[Interface dataset entries]
━━━━━━

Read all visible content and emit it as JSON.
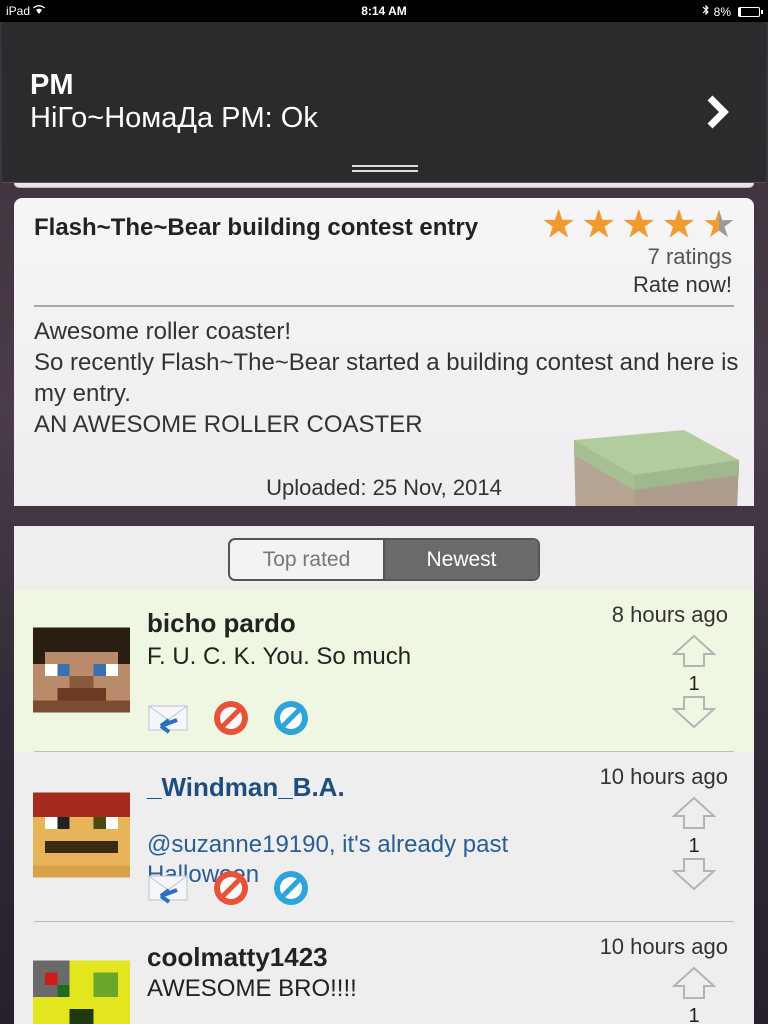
{
  "status_bar": {
    "device": "iPad",
    "time": "8:14 AM",
    "battery": "8%",
    "bluetooth_icon": "bluetooth-icon",
    "wifi_icon": "wifi-icon"
  },
  "pm_banner": {
    "title": "PM",
    "message": "НiГо~НомаДа PM: Ok",
    "chevron_icon": "chevron-right-icon"
  },
  "entry": {
    "title": "Flash~The~Bear building contest entry",
    "rating": 4.5,
    "rating_max": 5,
    "ratings_count": "7 ratings",
    "rate_now": "Rate now!",
    "description": [
      "Awesome roller coaster!",
      "So recently Flash~The~Bear started a building contest and here is my entry.",
      "AN AWESOME ROLLER COASTER"
    ],
    "uploaded": "Uploaded: 25 Nov, 2014"
  },
  "sort_tabs": {
    "top_rated": "Top rated",
    "newest": "Newest",
    "selected": "Newest"
  },
  "comments": [
    {
      "author": "bicho pardo",
      "text": "F.   U.  C.  K.  You. So much",
      "time": "8 hours ago",
      "votes": "1"
    },
    {
      "author": "_Windman_B.A.",
      "text": "@suzanne19190, it's already past Halloween",
      "time": "10 hours ago",
      "votes": "1"
    },
    {
      "author": "coolmatty1423",
      "text": "AWESOME BRO!!!!",
      "time": "10 hours ago",
      "votes": "1"
    }
  ],
  "colors": {
    "star": "#f29a2e",
    "highlight_row": "#eff7e2",
    "banner": "#2b2b2d",
    "link_blue": "#2a5d92"
  }
}
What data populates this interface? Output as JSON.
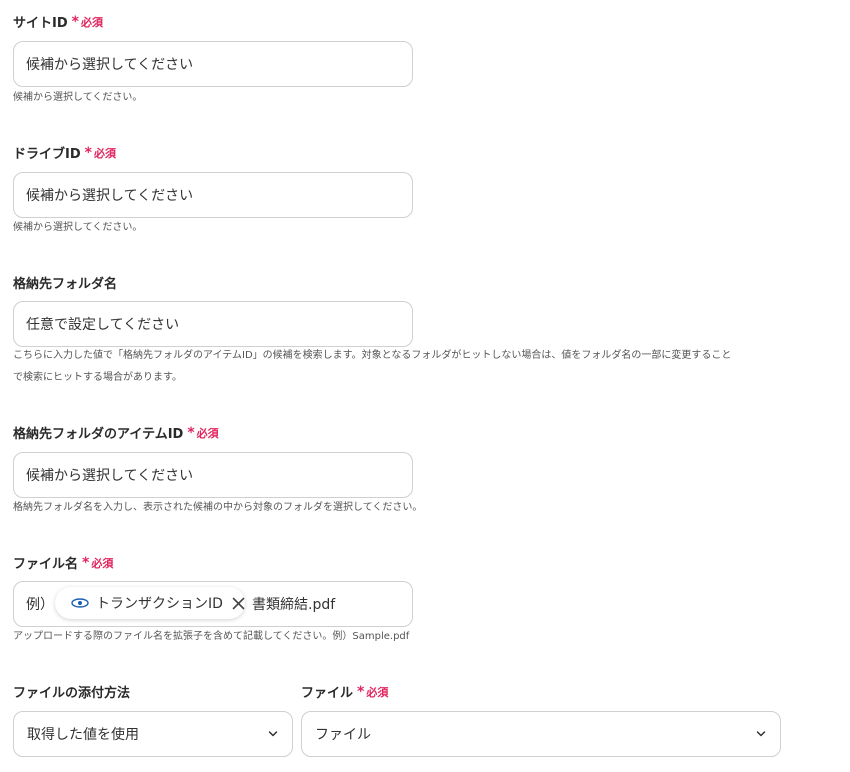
{
  "required_text": "必須",
  "required_mark": "*",
  "site_id": {
    "label": "サイトID",
    "placeholder": "候補から選択してください",
    "help": "候補から選択してください。"
  },
  "drive_id": {
    "label": "ドライブID",
    "placeholder": "候補から選択してください",
    "help": "候補から選択してください。"
  },
  "folder_name": {
    "label": "格納先フォルダ名",
    "placeholder": "任意で設定してください",
    "help_line1": "こちらに入力した値で「格納先フォルダのアイテムID」の候補を検索します。対象となるフォルダがヒットしない場合は、値をフォルダ名の一部に変更すること",
    "help_line2": "で検索にヒットする場合があります。"
  },
  "folder_item_id": {
    "label": "格納先フォルダのアイテムID",
    "placeholder": "候補から選択してください",
    "help": "格納先フォルダ名を入力し、表示された候補の中から対象のフォルダを選択してください。"
  },
  "file_name": {
    "label": "ファイル名",
    "prefix": "例）",
    "chip_label": "トランザクションID",
    "suffix": "書類締結.pdf",
    "help": "アップロードする際のファイル名を拡張子を含めて記載してください。例）Sample.pdf"
  },
  "attach_method": {
    "label": "ファイルの添付方法",
    "value": "取得した値を使用"
  },
  "file": {
    "label": "ファイル",
    "value": "ファイル"
  },
  "colors": {
    "required": "#e0245e",
    "border": "#cfcfd4"
  }
}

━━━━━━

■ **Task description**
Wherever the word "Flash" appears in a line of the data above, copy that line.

■ **Output for this task**
    "title": "Flash~The~Bear building contest entry",
      "So recently Flash~The~Bear started a building contest and here is my entry.",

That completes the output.